HootCourse lets instructors create communities where students and teachers can interact via status updates and tweets.
Users sign up by logging in via Facebook Connect or Twitter's OAuth implementation. Once in a course, they can push their tweet sized messages back to their respective social network with the click of a checkbox. If 140 characters isn't enough, users can connect to their Wordpress, Xanga, Blogger, or Posterous blog and post to it directly from the HootCourse interface.
HootCourse also features an embeddable mini-client, allowing instructors to put their class conversation wherever it's relevant (e.g., course management systems and course blogs).
Since May 2010, over 4,000 users have signed in and we’re now approaching 800 unique visitors per day.
Presskit'n helps organizations of all sizes easily build social media newsrooms.
Users can customize their room to match their organization's branding by changing the color scheme, adding a logo, and specifying links to various social networks. If an organization has multiple representatives, they can be easily added and given full or limited access to the newsroom's configuration and content.
The release editor enables representatives to share and collaboratively edit press releases (before and after they're published). It also allows the attachment of videos and photos, with cropping support, previews, and captions.
Once a press release is published, the site's realtime tracking features allow organizations to monitor how many hits their releases receive.
Simply put, Pyposterous is a Python API wrapper for Posterous with 100% coverage. It's also the coolest thing ever.
The library dynamically builds methods based on an IDL that lists all of the various functions provided by the API and their input requirements. Posterous' XML responses are converted into objects, with special cleanup methods called on individual attributes when appropriate. This means that if the Posterous team makes a change to an existing API feature or announces new API methods, I don't need to scramble to change a bunch of functions and classes in my codebase. All I need to do is update the IDL, and Pyposterous should be good to go.
I'm currently using this library as part of HootCourse's blog integration interface and she works like a charm.
Twitter + Mad libs = @libs. Yep. I’ve climbed that mountain. The rest of humanity is officially spared the trouble.
Twitter and Facebook users can sign into @libs and create their very own puzzle to challenge their friends. Alternatively, they can play one of the @libs that others have created.

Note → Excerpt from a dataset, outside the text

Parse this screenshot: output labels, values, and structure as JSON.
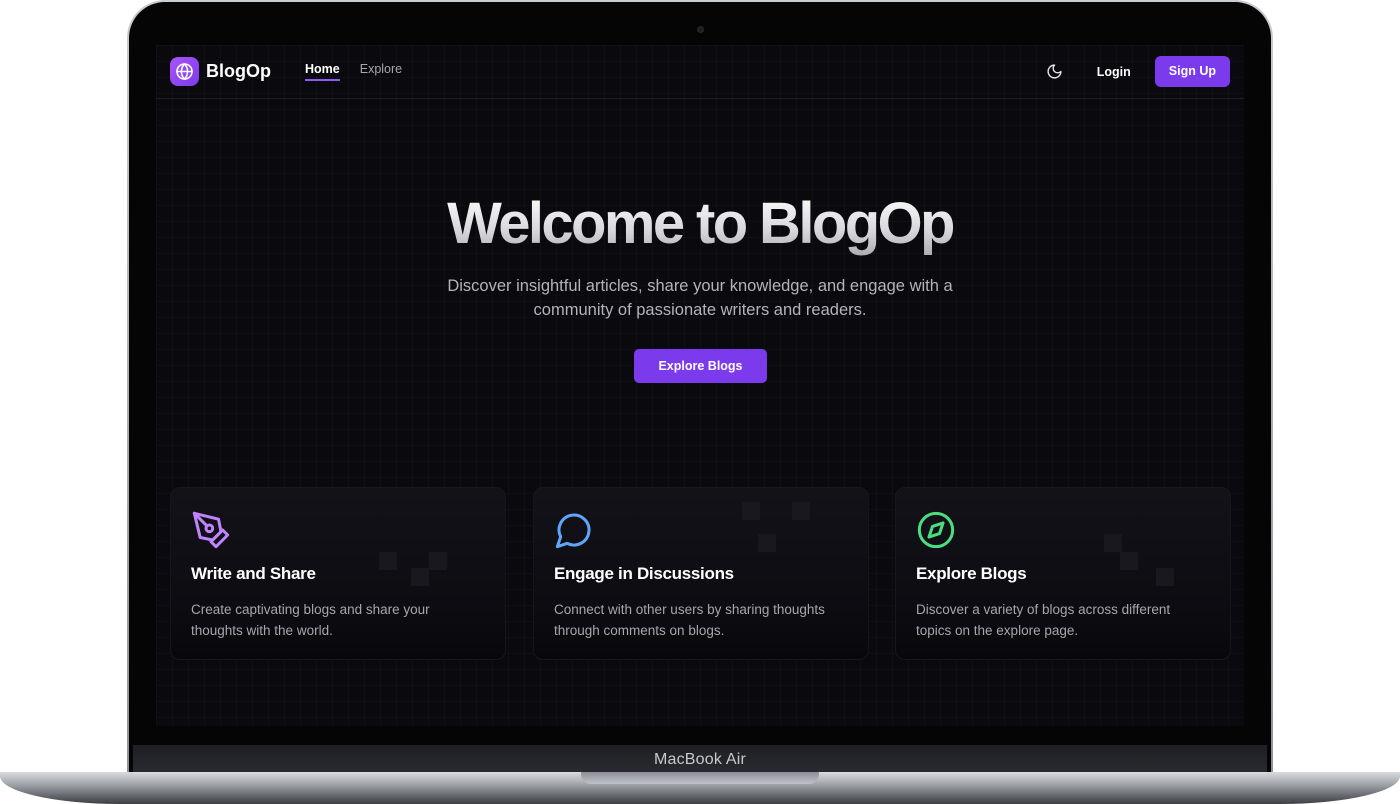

The hilarious and often inappropriate results can easily be tweeted or pushed to Facebook for the world to see.
You know you want to give it a try. Go ahead. I’ll still be here when you get back.
HAPPO (Help A PR Pro Out) connects public relations job seekers with public relations jobs.
It’s supposed to be a quarterly event, but there are always people seeking jobs and PR firms seeking employees. As a result, related tweets tend to roll in all the time with a variety of regional hashtags. The team at Match Strike saw an opportunity to organize these tweets into one easy-to-browse web app.
Before RedBeard, the online course development department at the nation's third largest university had no unified view of the data related to the courses they were charged with supporting and developing. This often led to unacceptable situations where low level support representatives had to escalate issues simply because they had no way of accessing the (nonsensitive) data required to answer basic questions from students and instructors.
To make matters worse, there was an internal database of contact information and course metadata that was being updated manually, even though IT had access to much of that same data as it was updated elsewhere in the institution via PeopleSoft.
It was a nightmare.
RedBeard, powered by a very bad PHP framework that I wrote myself, pulled in data from 6 different sources (WebCT, Blackboard 8.1, PeopleSoft, ORION, EIS, and Basecamp) and cobbled together a unified view from that information. This alone saved the institution countless person-hours and greatly improved the quality and responsiveness of our technical support.
It's a website. It's big. People use it.
I managed the team of developers that wrote the CSS, JavaSript, and HTML for ucf.edu. That meant extensive accessibility testing, cross browser compatibility checks, and occasionally having harrowing implementation debates with the project manager (who is a really nice guy and didn't deserve any of it).
When my team was done with their work, our static templates went off to another team that was responsible for incorporating our output into a deployment of a Java based content management system. As you can imagine, this wasn’t exactly an ideal strategy for building a website.
In many ways, our development process was dictated by various bureaucratic intricacies and not by established best practices. However, we persevered and the site turned out pretty good in spite of these challenges.
Need real time activity updates for the 10,000 Twitter users that use your app? Sitebucket is the answer.
It's a Python based, threaded site stream consumer that strictly adheres to Twitter's requirements for the site streams endpoint. All you need to do is pass it your OAuth credentials and a list of user IDs to follow. Sitebucket will figure out the smallest number of connections required and follow those users.
Additional accounts can be added to the follow list without restarting too. Sitebucket will simply create new connections for the new follows and then consolidate those connections later on if necessary.
Sitebucket is fully documented with Sphinx and lovingly tested with a healthy mix of doctest and unittest.